Not only is induction as a general axiom schema lacking any justification other than an appeal to $\mathbb{N}$ as a completed infinity, but its application to specific variable-free primitive-recursive terms lacks a cogent justification. We shall exhibit a superexponential recursion and prove that it does not terminate, thus disproving Church’s Thesis from below and demonstrating that finitism is untenable.

Note, in case it’s not obvious, that *this* is not a proof of the inconsistency of Peano Arithmetic. Nonetheless, exhibiting a recursion that doesn’t terminate sounds fascinating in its own right! I hadn’t been aware of this work of Bellantoni, Cook, and Leivant.

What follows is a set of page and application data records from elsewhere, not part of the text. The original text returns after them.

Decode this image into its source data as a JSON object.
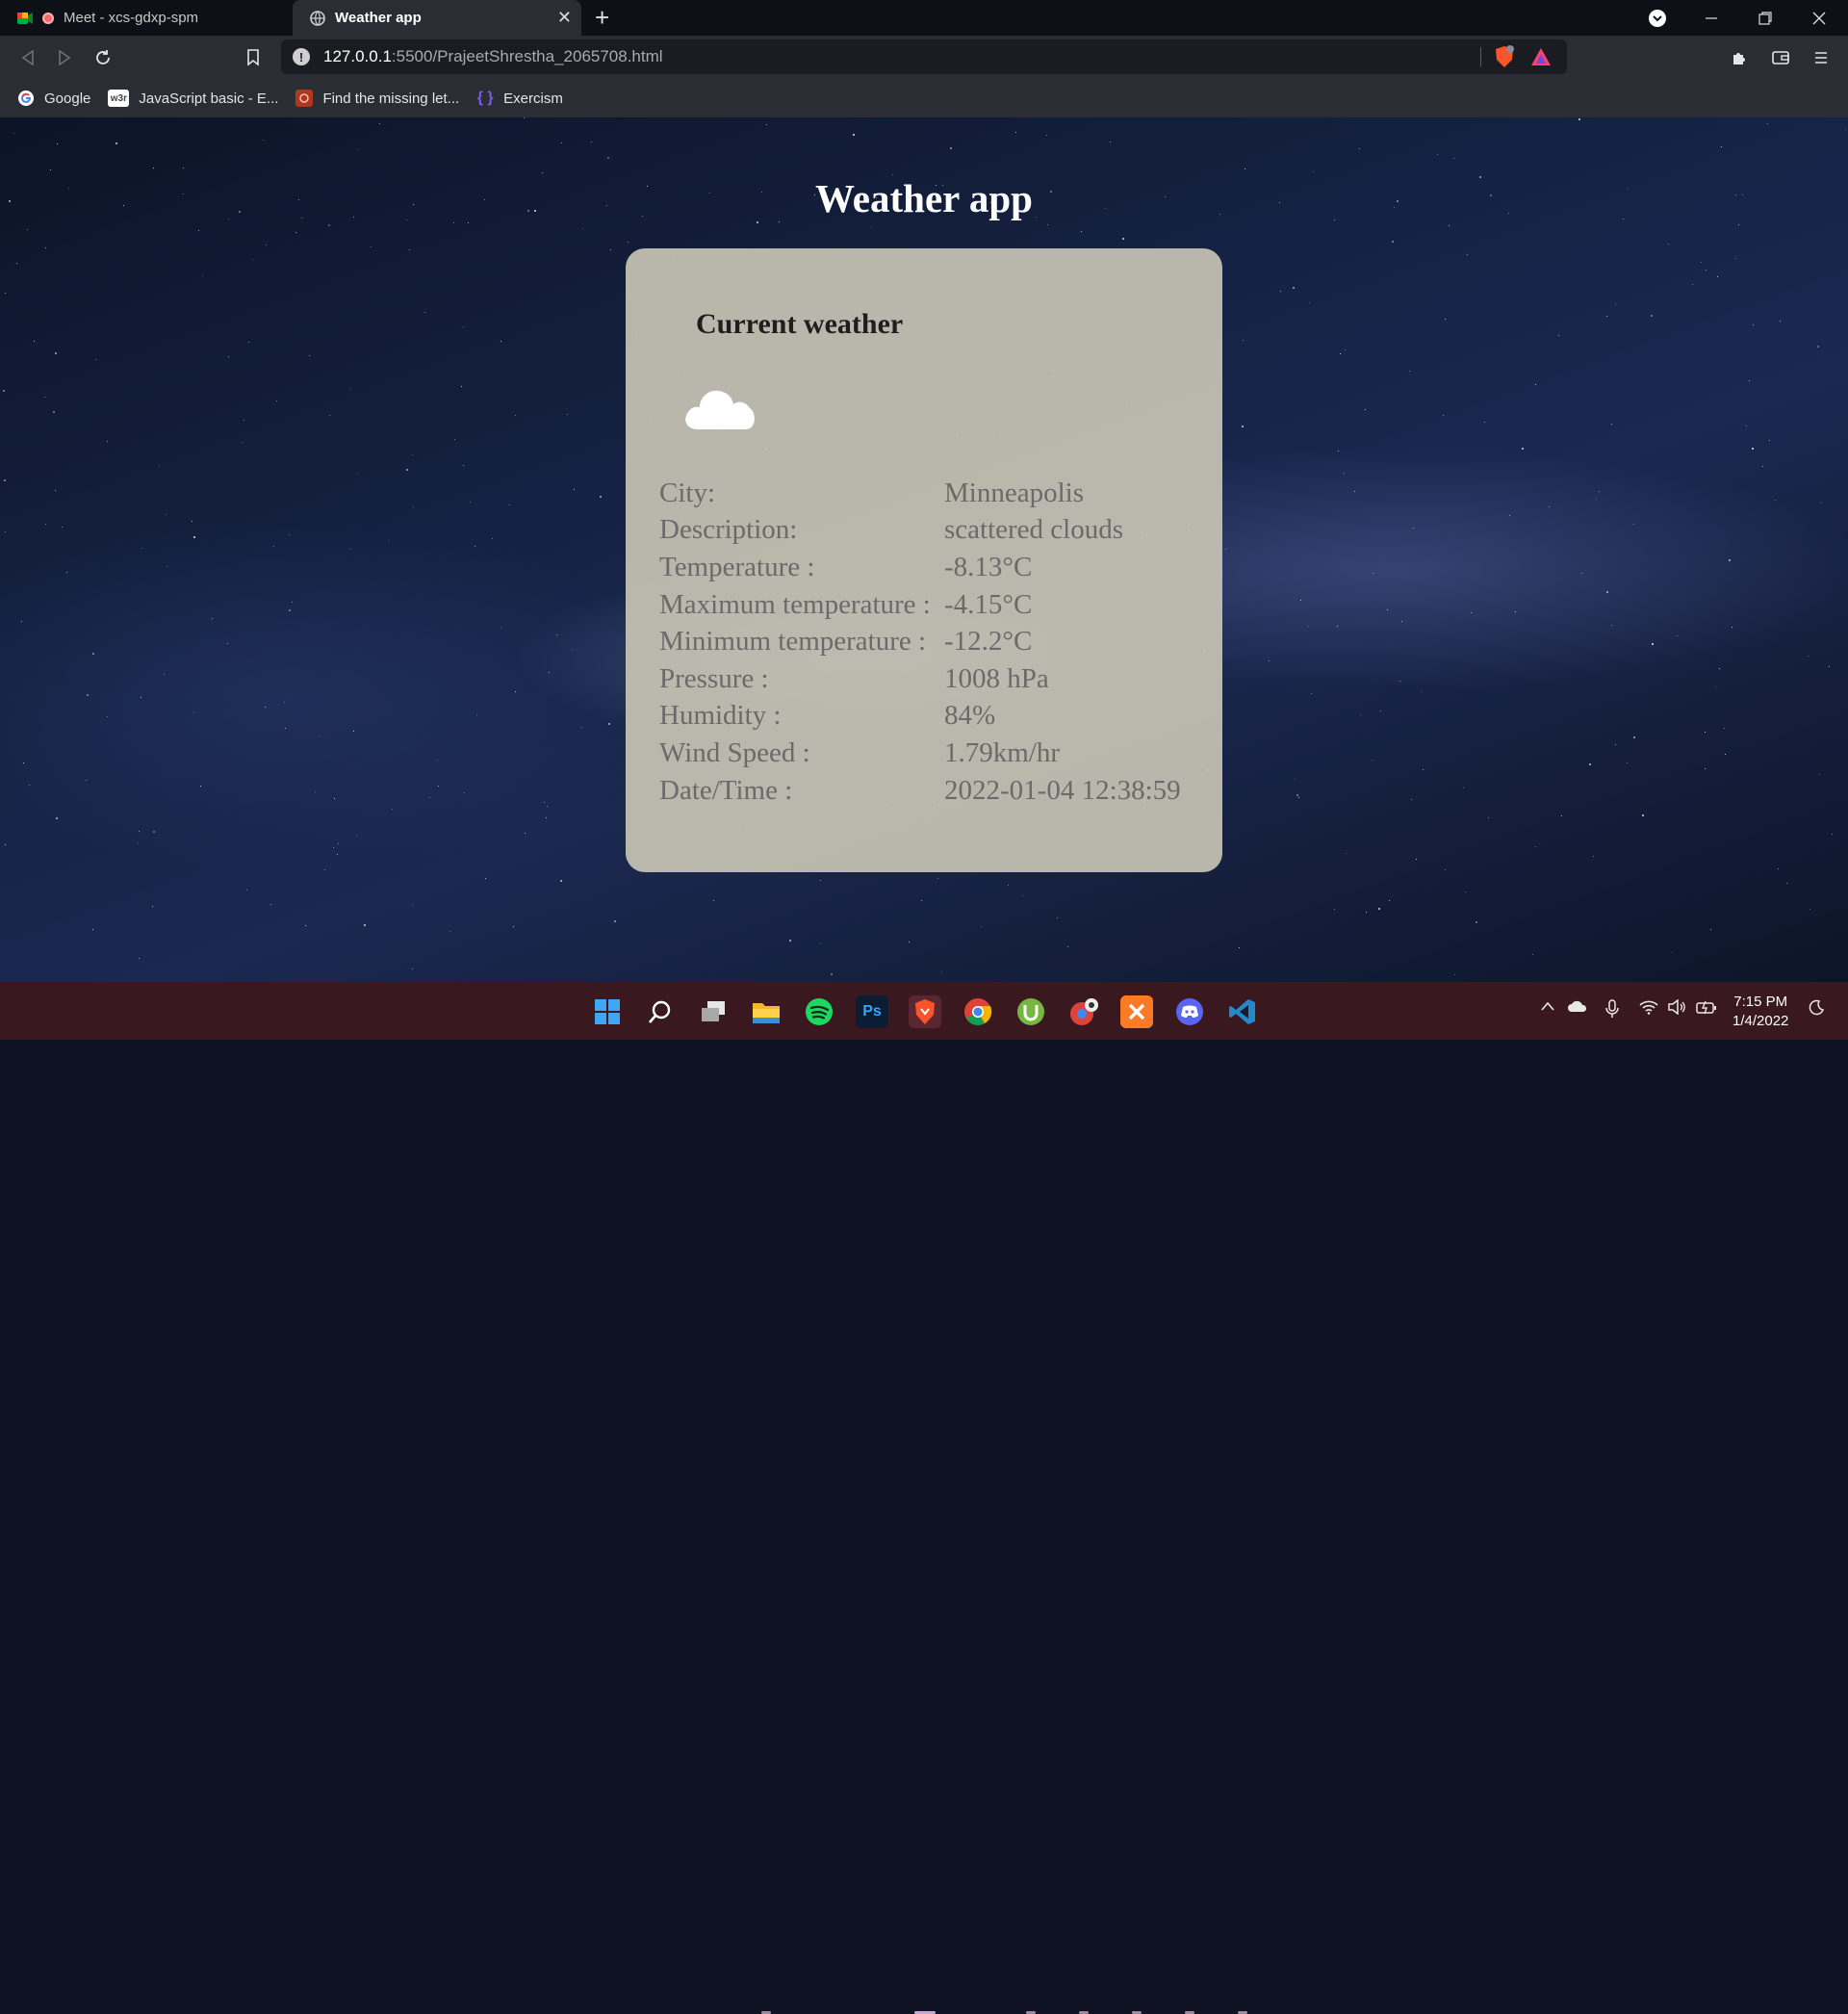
{
  "browser": {
    "tabs": [
      {
        "title": "Meet - xcs-gdxp-spm",
        "active": false
      },
      {
        "title": "Weather app",
        "active": true
      }
    ],
    "url": {
      "host": "127.0.0.1",
      "path": ":5500/PrajeetShrestha_2065708.html"
    },
    "bookmarks": [
      {
        "label": "Google",
        "icon": "google-icon"
      },
      {
        "label": "JavaScript basic - E...",
        "icon": "w3r-icon"
      },
      {
        "label": "Find the missing let...",
        "icon": "codewars-icon"
      },
      {
        "label": "Exercism",
        "icon": "exercism-icon"
      }
    ]
  },
  "page": {
    "title": "Weather app",
    "card": {
      "heading": "Current weather",
      "icon": "cloud-icon",
      "rows": [
        {
          "label": "City:",
          "value": "Minneapolis"
        },
        {
          "label": "Description:",
          "value": "scattered clouds"
        },
        {
          "label": "Temperature :",
          "value": "-8.13°C"
        },
        {
          "label": "Maximum temperature :",
          "value": "-4.15°C"
        },
        {
          "label": "Minimum temperature :",
          "value": "-12.2°C"
        },
        {
          "label": "Pressure :",
          "value": "1008 hPa"
        },
        {
          "label": "Humidity :",
          "value": "84%"
        },
        {
          "label": "Wind Speed :",
          "value": "1.79km/hr"
        },
        {
          "label": "Date/Time :",
          "value": "2022-01-04 12:38:59"
        }
      ]
    }
  },
  "taskbar": {
    "clock": {
      "time": "7:15 PM",
      "date": "1/4/2022"
    },
    "apps": [
      "windows-start-icon",
      "search-icon",
      "task-view-icon",
      "file-explorer-icon",
      "spotify-icon",
      "photoshop-icon",
      "brave-icon",
      "chrome-icon",
      "utorrent-icon",
      "chrome-profile-icon",
      "xampp-icon",
      "discord-icon",
      "vscode-icon"
    ],
    "photoshop_label": "Ps"
  },
  "colors": {
    "card_background": "#c8c4b4",
    "taskbar": "#3a1820",
    "tab_active": "#2a2d33"
  }
}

He outlines his claimed inconsistency proof later, in Section 18 — but alas, it’s too technical for me to follow. It uses the fact (or claim) that Robinson arithmetic “proves the quasitautological consistency of its relativization”. It uses the “Hilbert–Ackermann theorem” stating that “a quasitautologically consistent open theory is consistent”. It also uses Chaitin’s incompleteness theorem, and Kritchmann and Raz’s “stunning proof without diagonalization or self-reference of Gödel’s second incompleteness theorem”. The only bit of this I understand is Chaitin’s incompleteness theorem.

Can anyone take a stab at explaining some of these ideas? You can see most of the proof sketch in his outline.

I should admit that Nelson and I had the same Ph.D. thesis advisor, so I probably take his ideas more seriously than if he were some random unknown guy. On the other hand, he turned me down when I asked him to supervise my undergraduate thesis, so it’s not like we’re best buddies or anything.

## Re: The Inconsistency of Arithmetic

Over on Google+, Terry Tao writes: